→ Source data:
"""
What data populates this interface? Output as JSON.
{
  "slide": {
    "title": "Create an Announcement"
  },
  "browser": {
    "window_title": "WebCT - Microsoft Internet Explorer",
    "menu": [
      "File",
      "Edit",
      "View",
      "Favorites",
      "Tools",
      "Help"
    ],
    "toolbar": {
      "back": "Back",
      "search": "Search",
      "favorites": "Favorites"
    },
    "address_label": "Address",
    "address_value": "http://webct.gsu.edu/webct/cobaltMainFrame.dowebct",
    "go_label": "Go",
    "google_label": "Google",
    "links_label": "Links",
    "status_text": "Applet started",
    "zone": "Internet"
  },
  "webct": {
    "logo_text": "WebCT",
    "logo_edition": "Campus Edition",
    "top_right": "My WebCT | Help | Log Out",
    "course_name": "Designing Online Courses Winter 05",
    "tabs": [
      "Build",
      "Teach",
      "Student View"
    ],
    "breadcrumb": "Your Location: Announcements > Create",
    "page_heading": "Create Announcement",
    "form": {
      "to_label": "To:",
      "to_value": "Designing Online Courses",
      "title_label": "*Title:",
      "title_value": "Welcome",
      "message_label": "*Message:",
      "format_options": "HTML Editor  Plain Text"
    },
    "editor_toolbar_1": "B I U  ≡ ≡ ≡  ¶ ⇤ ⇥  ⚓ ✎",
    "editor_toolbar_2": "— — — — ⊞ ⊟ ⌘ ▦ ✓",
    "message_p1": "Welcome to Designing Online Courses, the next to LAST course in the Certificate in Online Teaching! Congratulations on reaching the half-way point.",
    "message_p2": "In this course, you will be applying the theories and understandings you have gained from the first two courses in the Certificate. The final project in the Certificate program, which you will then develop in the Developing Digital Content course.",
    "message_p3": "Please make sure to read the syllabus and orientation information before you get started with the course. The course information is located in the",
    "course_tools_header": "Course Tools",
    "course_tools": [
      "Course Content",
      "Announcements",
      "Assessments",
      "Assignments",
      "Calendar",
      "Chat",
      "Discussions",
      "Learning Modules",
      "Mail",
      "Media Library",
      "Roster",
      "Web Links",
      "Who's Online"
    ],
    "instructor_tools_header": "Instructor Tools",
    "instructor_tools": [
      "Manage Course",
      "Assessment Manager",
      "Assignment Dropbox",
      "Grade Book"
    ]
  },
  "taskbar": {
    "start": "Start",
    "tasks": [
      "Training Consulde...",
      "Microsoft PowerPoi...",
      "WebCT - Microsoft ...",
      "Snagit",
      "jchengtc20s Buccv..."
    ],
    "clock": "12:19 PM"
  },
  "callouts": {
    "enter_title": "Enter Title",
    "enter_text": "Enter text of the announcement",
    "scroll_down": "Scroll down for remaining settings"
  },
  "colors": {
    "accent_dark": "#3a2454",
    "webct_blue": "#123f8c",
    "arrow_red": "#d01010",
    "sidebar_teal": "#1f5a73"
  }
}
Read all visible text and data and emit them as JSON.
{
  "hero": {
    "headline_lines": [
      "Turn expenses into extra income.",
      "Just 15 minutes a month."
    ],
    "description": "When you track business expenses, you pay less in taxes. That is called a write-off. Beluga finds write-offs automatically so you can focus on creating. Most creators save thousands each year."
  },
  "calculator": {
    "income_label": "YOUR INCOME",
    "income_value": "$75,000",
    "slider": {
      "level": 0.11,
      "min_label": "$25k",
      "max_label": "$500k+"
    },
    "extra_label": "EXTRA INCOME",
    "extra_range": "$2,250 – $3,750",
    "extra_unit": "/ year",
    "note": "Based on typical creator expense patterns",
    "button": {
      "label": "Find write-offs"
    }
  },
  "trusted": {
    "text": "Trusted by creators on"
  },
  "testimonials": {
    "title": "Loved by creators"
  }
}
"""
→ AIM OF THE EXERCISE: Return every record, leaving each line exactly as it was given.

→ EXPECTED ANSWER:
What data populates this interface? Output as JSON.
{
  "slide": {
    "title": "Create an Announcement"
  },
  "browser": {
    "window_title": "WebCT - Microsoft Internet Explorer",
    "menu": [
      "File",
      "Edit",
      "View",
      "Favorites",
      "Tools",
      "Help"
    ],
    "toolbar": {
      "back": "Back",
      "search": "Search",
      "favorites": "Favorites"
    },
    "address_label": "Address",
    "address_value": "http://webct.gsu.edu/webct/cobaltMainFrame.dowebct",
    "go_label": "Go",
    "google_label": "Google",
    "links_label": "Links",
    "status_text": "Applet started",
    "zone": "Internet"
  },
  "webct": {
    "logo_text": "WebCT",
    "logo_edition": "Campus Edition",
    "top_right": "My WebCT | Help | Log Out",
    "course_name": "Designing Online Courses Winter 05",
    "tabs": [
      "Build",
      "Teach",
      "Student View"
    ],
    "breadcrumb": "Your Location: Announcements > Create",
    "page_heading": "Create Announcement",
    "form": {
      "to_label": "To:",
      "to_value": "Designing Online Courses",
      "title_label": "*Title:",
      "title_value": "Welcome",
      "message_label": "*Message:",
      "format_options": "HTML Editor  Plain Text"
    },
    "editor_toolbar_1": "B I U  ≡ ≡ ≡  ¶ ⇤ ⇥  ⚓ ✎",
    "editor_toolbar_2": "— — — — ⊞ ⊟ ⌘ ▦ ✓",
    "message_p1": "Welcome to Designing Online Courses, the next to LAST course in the Certificate in Online Teaching! Congratulations on reaching the half-way point.",
    "message_p2": "In this course, you will be applying the theories and understandings you have gained from the first two courses in the Certificate. The final project in the Certificate program, which you will then develop in the Developing Digital Content course.",
    "message_p3": "Please make sure to read the syllabus and orientation information before you get started with the course. The course information is located in the",
    "course_tools_header": "Course Tools",
    "course_tools": [
      "Course Content",
      "Announcements",
      "Assessments",
      "Assignments",
      "Calendar",
      "Chat",
      "Discussions",
      "Learning Modules",
      "Mail",
      "Media Library",
      "Roster",
      "Web Links",
      "Who's Online"
    ],
    "instructor_tools_header": "Instructor Tools",
    "instructor_tools": [
      "Manage Course",
      "Assessment Manager",
      "Assignment Dropbox",
      "Grade Book"
    ]
  },
  "taskbar": {
    "start": "Start",
    "tasks": [
      "Training Consulde...",
      "Microsoft PowerPoi...",
      "WebCT - Microsoft ...",
      "Snagit",
      "jchengtc20s Buccv..."
    ],
    "clock": "12:19 PM"
  },
  "callouts": {
    "enter_title": "Enter Title",
    "enter_text": "Enter text of the announcement",
    "scroll_down": "Scroll down for remaining settings"
  },
  "colors": {
    "accent_dark": "#3a2454",
    "webct_blue": "#123f8c",
    "arrow_red": "#d01010",
    "sidebar_teal": "#1f5a73"
  }
}
Read all visible text and data and emit them as JSON.
{
  "hero": {
    "headline_lines": [
      "Turn expenses into extra income.",
      "Just 15 minutes a month."
    ],
    "description": "When you track business expenses, you pay less in taxes. That is called a write-off. Beluga finds write-offs automatically so you can focus on creating. Most creators save thousands each year."
  },
  "calculator": {
    "income_label": "YOUR INCOME",
    "income_value": "$75,000",
    "slider": {
      "level": 0.11,
      "min_label": "$25k",
      "max_label": "$500k+"
    },
    "extra_label": "EXTRA INCOME",
    "extra_range": "$2,250 – $3,750",
    "extra_unit": "/ year",
    "note": "Based on typical creator expense patterns",
    "button": {
      "label": "Find write-offs"
    }
  },
  "trusted": {
    "text": "Trusted by creators on"
  },
  "testimonials": {
    "title": "Loved by creators"
  }
}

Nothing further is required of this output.